START DATASET RECORDS

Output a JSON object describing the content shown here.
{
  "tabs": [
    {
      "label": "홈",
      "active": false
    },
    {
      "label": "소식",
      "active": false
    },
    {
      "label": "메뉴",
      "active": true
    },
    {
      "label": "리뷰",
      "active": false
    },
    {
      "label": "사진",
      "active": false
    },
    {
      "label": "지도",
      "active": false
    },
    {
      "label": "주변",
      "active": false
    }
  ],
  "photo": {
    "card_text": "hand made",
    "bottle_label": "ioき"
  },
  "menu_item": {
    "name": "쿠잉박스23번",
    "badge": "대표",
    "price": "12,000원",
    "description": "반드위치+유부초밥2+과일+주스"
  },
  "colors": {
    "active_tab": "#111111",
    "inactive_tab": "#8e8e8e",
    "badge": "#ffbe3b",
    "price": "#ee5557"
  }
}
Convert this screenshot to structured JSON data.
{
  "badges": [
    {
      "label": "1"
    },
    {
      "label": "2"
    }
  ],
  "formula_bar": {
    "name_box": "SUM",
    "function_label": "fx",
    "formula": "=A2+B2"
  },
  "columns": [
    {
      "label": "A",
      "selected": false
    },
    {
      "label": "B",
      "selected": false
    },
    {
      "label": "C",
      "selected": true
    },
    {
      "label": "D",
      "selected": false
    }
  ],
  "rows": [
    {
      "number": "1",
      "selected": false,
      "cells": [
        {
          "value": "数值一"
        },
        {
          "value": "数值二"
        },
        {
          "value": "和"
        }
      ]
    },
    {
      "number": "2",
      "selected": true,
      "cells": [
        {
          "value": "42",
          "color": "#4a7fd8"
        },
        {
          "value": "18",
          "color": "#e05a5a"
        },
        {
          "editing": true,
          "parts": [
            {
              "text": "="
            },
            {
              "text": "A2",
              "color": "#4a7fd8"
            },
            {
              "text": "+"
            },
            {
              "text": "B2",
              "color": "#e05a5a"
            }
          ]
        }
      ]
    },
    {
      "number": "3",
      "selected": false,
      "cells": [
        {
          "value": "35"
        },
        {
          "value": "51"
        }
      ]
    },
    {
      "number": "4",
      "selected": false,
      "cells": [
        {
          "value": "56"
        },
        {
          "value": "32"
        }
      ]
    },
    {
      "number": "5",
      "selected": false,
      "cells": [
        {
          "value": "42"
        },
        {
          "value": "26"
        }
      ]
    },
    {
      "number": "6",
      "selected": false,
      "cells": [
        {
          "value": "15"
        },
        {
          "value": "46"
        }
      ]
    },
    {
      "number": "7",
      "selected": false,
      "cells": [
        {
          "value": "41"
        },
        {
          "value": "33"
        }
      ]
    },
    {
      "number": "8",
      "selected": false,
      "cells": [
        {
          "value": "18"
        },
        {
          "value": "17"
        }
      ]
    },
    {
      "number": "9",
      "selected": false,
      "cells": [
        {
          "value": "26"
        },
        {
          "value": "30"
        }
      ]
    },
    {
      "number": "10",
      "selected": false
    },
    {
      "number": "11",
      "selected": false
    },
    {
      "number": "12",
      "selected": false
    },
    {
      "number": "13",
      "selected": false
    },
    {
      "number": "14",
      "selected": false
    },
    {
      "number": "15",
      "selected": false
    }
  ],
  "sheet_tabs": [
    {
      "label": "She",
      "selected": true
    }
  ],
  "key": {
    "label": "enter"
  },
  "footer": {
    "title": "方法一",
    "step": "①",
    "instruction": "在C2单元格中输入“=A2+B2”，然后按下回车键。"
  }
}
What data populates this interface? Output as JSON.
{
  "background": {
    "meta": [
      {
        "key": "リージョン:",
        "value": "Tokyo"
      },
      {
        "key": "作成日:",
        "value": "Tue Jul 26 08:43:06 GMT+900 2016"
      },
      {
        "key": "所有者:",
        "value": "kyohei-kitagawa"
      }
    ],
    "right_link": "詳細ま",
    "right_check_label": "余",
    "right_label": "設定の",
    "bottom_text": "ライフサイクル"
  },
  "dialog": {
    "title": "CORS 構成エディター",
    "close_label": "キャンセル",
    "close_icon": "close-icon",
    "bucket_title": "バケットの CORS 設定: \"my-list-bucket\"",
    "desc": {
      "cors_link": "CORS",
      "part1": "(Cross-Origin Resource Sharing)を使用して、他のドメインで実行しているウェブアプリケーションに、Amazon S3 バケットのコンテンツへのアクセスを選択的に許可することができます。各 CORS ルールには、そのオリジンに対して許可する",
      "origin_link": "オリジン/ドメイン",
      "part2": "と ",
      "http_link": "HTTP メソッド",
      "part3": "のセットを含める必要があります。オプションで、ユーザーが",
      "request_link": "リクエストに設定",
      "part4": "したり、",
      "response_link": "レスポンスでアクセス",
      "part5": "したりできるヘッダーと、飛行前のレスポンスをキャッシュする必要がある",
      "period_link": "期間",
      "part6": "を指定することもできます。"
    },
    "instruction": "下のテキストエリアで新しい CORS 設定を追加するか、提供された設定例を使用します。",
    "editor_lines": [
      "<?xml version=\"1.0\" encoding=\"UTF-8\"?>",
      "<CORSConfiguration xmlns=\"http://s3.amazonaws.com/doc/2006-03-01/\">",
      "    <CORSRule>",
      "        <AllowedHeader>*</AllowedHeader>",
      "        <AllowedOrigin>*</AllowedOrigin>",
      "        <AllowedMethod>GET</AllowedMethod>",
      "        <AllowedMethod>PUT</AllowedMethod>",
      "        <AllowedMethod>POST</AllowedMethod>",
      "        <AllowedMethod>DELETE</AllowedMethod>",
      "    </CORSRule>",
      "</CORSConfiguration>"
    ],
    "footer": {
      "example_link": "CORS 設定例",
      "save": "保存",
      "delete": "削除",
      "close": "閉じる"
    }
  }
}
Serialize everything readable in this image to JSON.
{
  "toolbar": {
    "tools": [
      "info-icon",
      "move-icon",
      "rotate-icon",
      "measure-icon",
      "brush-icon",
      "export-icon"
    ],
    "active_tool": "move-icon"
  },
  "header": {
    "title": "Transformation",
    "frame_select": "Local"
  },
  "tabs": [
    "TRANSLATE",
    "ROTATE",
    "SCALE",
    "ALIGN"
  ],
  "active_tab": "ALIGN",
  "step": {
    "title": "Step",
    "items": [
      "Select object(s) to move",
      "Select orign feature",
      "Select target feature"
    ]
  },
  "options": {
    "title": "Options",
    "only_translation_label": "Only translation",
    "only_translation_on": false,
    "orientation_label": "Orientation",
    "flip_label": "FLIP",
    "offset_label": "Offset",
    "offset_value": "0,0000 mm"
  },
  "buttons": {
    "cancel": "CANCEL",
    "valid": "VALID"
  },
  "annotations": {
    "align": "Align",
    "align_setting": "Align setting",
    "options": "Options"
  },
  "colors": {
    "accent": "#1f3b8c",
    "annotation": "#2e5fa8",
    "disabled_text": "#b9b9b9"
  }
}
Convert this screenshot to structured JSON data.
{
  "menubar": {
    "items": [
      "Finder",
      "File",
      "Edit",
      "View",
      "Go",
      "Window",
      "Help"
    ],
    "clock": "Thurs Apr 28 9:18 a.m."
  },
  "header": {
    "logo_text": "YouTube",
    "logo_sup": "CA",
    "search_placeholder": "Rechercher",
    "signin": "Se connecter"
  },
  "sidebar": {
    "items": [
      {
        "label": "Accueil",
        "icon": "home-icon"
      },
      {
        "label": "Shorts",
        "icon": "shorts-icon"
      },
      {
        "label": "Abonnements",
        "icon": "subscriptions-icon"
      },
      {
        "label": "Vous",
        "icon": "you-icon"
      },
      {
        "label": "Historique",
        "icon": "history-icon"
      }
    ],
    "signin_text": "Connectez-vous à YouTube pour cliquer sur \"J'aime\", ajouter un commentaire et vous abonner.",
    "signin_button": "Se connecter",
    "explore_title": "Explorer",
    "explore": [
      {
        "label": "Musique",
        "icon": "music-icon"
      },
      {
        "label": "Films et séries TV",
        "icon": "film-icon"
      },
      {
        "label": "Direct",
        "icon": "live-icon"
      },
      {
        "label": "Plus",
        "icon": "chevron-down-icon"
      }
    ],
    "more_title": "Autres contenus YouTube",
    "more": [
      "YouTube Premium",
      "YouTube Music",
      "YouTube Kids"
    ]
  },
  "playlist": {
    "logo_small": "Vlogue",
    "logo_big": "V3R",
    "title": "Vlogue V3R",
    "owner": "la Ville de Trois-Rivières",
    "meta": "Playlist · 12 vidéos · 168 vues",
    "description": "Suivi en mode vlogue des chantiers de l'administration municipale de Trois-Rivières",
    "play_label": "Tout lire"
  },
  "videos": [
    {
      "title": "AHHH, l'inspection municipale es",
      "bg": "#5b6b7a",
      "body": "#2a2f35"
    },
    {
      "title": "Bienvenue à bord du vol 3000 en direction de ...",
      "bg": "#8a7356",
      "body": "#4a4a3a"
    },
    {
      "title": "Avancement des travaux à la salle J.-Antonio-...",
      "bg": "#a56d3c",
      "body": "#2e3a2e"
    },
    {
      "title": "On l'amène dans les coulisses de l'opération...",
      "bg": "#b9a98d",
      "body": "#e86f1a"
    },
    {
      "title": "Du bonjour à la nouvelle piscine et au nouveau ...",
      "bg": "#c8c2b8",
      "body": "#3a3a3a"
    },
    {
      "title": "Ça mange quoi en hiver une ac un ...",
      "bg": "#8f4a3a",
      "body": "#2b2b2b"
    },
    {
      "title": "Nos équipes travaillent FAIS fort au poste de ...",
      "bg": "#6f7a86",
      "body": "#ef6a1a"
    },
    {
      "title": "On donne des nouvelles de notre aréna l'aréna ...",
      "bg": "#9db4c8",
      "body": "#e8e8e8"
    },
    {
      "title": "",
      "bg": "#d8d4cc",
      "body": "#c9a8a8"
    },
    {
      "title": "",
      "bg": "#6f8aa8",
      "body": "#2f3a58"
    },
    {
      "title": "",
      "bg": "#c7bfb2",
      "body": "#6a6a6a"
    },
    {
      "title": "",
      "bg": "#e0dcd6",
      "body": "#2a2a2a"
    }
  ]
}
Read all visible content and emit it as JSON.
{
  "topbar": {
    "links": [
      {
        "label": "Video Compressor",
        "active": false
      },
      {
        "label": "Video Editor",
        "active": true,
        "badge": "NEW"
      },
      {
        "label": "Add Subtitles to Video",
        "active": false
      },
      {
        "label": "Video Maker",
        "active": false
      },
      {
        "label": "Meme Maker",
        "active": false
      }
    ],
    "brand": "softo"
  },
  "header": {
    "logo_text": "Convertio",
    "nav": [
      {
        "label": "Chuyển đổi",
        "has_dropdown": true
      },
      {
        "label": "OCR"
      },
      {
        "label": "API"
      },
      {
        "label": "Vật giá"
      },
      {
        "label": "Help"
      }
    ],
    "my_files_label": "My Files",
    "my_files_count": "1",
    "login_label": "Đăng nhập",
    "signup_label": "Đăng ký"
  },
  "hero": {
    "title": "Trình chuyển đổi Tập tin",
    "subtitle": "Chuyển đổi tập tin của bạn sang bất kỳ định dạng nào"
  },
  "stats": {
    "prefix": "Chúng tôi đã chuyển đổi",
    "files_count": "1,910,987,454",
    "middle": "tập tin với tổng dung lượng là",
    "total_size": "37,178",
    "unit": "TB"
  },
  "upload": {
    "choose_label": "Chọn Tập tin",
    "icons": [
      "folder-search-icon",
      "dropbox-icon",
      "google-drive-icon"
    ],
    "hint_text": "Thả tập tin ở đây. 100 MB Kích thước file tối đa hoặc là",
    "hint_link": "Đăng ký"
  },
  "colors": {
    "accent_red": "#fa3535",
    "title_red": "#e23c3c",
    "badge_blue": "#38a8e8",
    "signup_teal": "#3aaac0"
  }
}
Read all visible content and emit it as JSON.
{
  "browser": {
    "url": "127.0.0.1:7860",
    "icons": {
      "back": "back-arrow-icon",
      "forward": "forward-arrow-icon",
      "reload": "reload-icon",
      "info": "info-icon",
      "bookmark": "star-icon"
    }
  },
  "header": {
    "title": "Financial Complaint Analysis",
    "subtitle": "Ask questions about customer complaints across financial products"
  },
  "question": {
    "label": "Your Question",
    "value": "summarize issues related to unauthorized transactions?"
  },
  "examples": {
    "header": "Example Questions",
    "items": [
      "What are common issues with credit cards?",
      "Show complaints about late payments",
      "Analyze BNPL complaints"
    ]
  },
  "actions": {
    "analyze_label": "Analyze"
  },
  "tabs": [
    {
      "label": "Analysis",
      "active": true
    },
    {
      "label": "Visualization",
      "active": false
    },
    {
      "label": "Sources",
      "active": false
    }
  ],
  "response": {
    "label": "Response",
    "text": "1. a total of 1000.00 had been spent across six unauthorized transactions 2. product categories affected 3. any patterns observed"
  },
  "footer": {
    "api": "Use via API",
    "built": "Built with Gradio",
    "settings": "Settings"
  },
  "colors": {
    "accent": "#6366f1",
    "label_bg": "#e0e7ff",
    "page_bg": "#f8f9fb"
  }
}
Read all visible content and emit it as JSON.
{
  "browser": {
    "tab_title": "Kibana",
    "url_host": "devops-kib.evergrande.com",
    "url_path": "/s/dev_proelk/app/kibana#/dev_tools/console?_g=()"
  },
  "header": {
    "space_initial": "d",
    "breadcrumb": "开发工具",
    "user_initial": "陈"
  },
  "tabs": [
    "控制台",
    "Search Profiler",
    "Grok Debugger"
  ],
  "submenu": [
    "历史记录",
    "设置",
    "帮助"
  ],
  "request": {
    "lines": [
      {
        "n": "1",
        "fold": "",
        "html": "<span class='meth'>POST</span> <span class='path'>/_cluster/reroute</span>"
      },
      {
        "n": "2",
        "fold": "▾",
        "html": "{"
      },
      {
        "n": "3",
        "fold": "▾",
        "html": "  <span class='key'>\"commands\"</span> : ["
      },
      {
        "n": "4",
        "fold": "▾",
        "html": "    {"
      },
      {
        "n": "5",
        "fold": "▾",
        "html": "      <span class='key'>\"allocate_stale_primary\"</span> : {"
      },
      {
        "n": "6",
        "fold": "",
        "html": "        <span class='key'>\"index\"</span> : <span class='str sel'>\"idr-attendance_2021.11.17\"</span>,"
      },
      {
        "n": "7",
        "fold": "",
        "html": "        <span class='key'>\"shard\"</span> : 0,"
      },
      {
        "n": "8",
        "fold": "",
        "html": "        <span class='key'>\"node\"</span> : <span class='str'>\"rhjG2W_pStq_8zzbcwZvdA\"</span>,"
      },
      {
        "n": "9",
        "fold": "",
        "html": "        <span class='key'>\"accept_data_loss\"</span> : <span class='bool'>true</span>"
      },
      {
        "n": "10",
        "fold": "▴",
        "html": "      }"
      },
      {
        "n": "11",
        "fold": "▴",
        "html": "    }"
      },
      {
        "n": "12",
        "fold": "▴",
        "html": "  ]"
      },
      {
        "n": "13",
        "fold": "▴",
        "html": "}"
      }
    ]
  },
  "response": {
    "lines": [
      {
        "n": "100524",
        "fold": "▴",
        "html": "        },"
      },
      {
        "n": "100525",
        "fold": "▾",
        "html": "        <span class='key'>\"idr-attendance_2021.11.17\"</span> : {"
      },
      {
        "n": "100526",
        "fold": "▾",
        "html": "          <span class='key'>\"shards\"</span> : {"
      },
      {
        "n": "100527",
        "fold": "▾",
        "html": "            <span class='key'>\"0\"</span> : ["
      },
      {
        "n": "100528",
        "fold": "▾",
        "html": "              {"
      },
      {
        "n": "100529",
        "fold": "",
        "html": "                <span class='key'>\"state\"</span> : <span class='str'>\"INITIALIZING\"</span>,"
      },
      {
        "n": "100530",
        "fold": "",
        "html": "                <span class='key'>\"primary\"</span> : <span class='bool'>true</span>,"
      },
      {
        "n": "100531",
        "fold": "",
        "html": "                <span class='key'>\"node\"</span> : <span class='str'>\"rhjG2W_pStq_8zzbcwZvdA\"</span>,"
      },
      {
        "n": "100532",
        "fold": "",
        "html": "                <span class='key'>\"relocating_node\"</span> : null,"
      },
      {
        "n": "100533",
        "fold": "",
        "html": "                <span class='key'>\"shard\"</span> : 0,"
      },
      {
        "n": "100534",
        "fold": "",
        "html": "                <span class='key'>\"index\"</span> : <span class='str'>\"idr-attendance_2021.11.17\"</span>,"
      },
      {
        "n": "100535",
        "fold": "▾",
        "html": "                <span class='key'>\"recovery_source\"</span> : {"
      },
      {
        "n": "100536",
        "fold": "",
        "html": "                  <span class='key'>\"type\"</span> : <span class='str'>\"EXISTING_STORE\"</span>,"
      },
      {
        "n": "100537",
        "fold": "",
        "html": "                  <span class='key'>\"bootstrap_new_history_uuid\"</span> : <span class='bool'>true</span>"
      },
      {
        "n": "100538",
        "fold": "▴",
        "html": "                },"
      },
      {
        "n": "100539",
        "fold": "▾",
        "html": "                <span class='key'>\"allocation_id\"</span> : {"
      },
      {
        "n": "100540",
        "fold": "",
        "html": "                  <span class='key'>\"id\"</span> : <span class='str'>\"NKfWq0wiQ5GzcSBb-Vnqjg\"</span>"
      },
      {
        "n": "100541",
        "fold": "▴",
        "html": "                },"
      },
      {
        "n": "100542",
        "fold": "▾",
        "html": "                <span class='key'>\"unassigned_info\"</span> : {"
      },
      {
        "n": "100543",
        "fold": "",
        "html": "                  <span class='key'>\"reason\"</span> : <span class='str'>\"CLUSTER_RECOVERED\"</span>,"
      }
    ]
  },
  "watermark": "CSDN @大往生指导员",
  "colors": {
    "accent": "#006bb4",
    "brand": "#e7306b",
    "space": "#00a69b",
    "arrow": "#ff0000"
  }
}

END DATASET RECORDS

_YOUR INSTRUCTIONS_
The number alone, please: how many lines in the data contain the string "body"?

_TASK RESPONSE_
12